- [WHAT THIS TASK INVOLVES]
Could you restate the data below word for word, without its pictures?
**** GIVEN RECORDS ****
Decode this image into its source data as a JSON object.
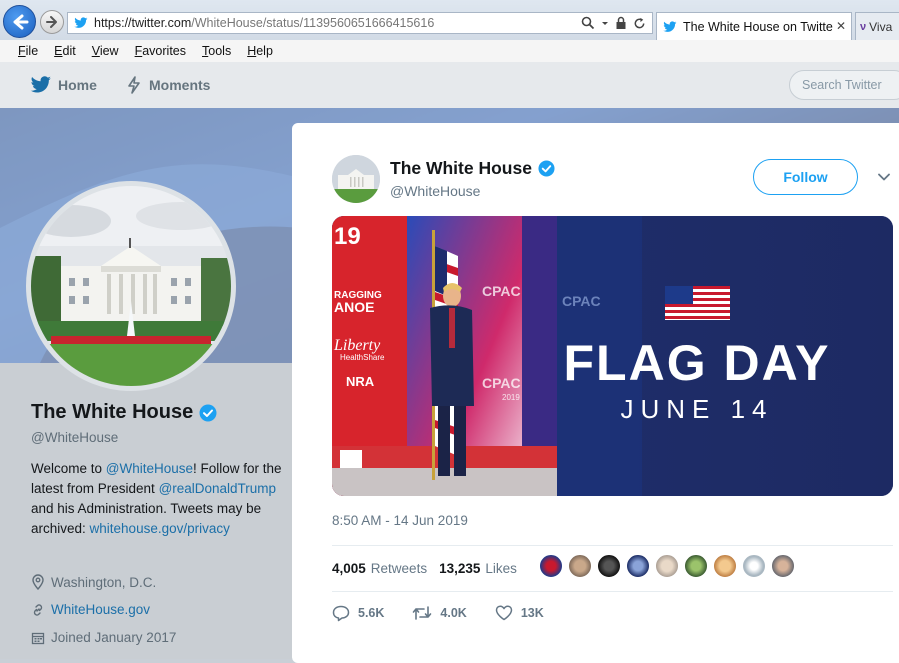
{
  "browser": {
    "url_prefix": "https://twitter.com",
    "url_path": "/WhiteHouse/status/1139560651666415616",
    "active_tab_title": "The White House on Twitte...",
    "tab2_title": "Viva",
    "menu": [
      "File",
      "Edit",
      "View",
      "Favorites",
      "Tools",
      "Help"
    ]
  },
  "twitter_nav": {
    "home": "Home",
    "moments": "Moments",
    "search_placeholder": "Search Twitter"
  },
  "profile": {
    "name": "The White House",
    "handle": "@WhiteHouse",
    "bio_1": "Welcome to ",
    "bio_link_1": "@WhiteHouse",
    "bio_2": "! Follow for the latest from President ",
    "bio_link_2": "@realDonaldTrump",
    "bio_3": " and his Administration. Tweets may be archived: ",
    "bio_link_3": "whitehouse.gov/privacy",
    "location": "Washington, D.C.",
    "website": "WhiteHouse.gov",
    "joined": "Joined January 2017"
  },
  "tweet": {
    "author_name": "The White House",
    "author_handle": "@WhiteHouse",
    "follow_label": "Follow",
    "media_headline": "FLAG DAY",
    "media_subhead": "JUNE 14",
    "banner_texts": [
      "19",
      "RAGGING",
      "ANOE",
      "Liberty",
      "HealthShare",
      "NRA",
      "CPAC",
      "2019"
    ],
    "timestamp": "8:50 AM - 14 Jun 2019",
    "retweets_count": "4,005",
    "retweets_label": "Retweets",
    "likes_count": "13,235",
    "likes_label": "Likes",
    "reply_count": "5.6K",
    "retweet_action_count": "4.0K",
    "like_action_count": "13K"
  },
  "colors": {
    "accent": "#1da1f2",
    "verified": "#1da1f2",
    "link": "#1b6fa8"
  }
}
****
- [RESPONSE TO THE TASK]
Decode this image into its source data as a JSON object.
{
  "browser": {
    "url_prefix": "https://twitter.com",
    "url_path": "/WhiteHouse/status/1139560651666415616",
    "active_tab_title": "The White House on Twitte...",
    "tab2_title": "Viva",
    "menu": [
      "File",
      "Edit",
      "View",
      "Favorites",
      "Tools",
      "Help"
    ]
  },
  "twitter_nav": {
    "home": "Home",
    "moments": "Moments",
    "search_placeholder": "Search Twitter"
  },
  "profile": {
    "name": "The White House",
    "handle": "@WhiteHouse",
    "bio_1": "Welcome to ",
    "bio_link_1": "@WhiteHouse",
    "bio_2": "! Follow for the latest from President ",
    "bio_link_2": "@realDonaldTrump",
    "bio_3": " and his Administration. Tweets may be archived: ",
    "bio_link_3": "whitehouse.gov/privacy",
    "location": "Washington, D.C.",
    "website": "WhiteHouse.gov",
    "joined": "Joined January 2017"
  },
  "tweet": {
    "author_name": "The White House",
    "author_handle": "@WhiteHouse",
    "follow_label": "Follow",
    "media_headline": "FLAG DAY",
    "media_subhead": "JUNE 14",
    "banner_texts": [
      "19",
      "RAGGING",
      "ANOE",
      "Liberty",
      "HealthShare",
      "NRA",
      "CPAC",
      "2019"
    ],
    "timestamp": "8:50 AM - 14 Jun 2019",
    "retweets_count": "4,005",
    "retweets_label": "Retweets",
    "likes_count": "13,235",
    "likes_label": "Likes",
    "reply_count": "5.6K",
    "retweet_action_count": "4.0K",
    "like_action_count": "13K"
  },
  "colors": {
    "accent": "#1da1f2",
    "verified": "#1da1f2",
    "link": "#1b6fa8"
  }
}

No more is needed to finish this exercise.